Now that’s living!
They are going on about the equal dignity of the states, which sounds like a fine thing – although I think it isn’t a phrase that occurs in the Constitution? (Am I wrong?) But in this context it also sounds like a whole lot of not nearly enough, what with separation of powers. Any time something ‘unfair’ happens the equal dignity of someone or something is getting trodden, in some sense. (It very rare that everyone suffers equally from a lousy law, probably) That doesn’t mean any time the Supremes think Congress has made a bad law, the Supremes get to step in and call foul. That’s kind of rule one. It seems like the Supremes are applying a very high, rational-basis-with-extra-bite standard. It’s not enough that Congress be exercising powers it is acknowledged to have in a way that might make possible sense. It has to be a ‘good’ law – effective and ‘right’? But they can’t possibly apply that standard of judicial review to everything Congress does. So what is the elevated standard they are holding Congress to, in this case, and what class of cases need to meet this elevated standard, not just the usual ‘pass an ineffective or counter-productive law if you want’ bog-standard rational-basis test?

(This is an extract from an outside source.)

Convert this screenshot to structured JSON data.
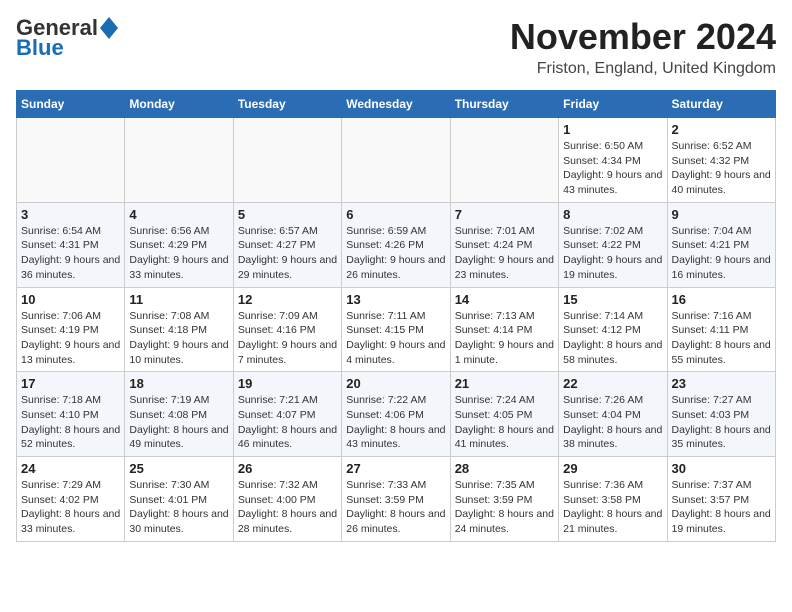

I’m reasonably sure the Supremes cannot have given themselves total dominion over the legislative branch. (Scalia is not laughing, mirthlessly, and congratulating himself on having finally acquired ‘the Shelby gem’ for his Infinity Gauntlet. ‘Now I have infinite power to crush judicial activism anywhere in the universe, including Congress!’) But I’m at a loss to see why, as precedent, this isn’t a major power grab.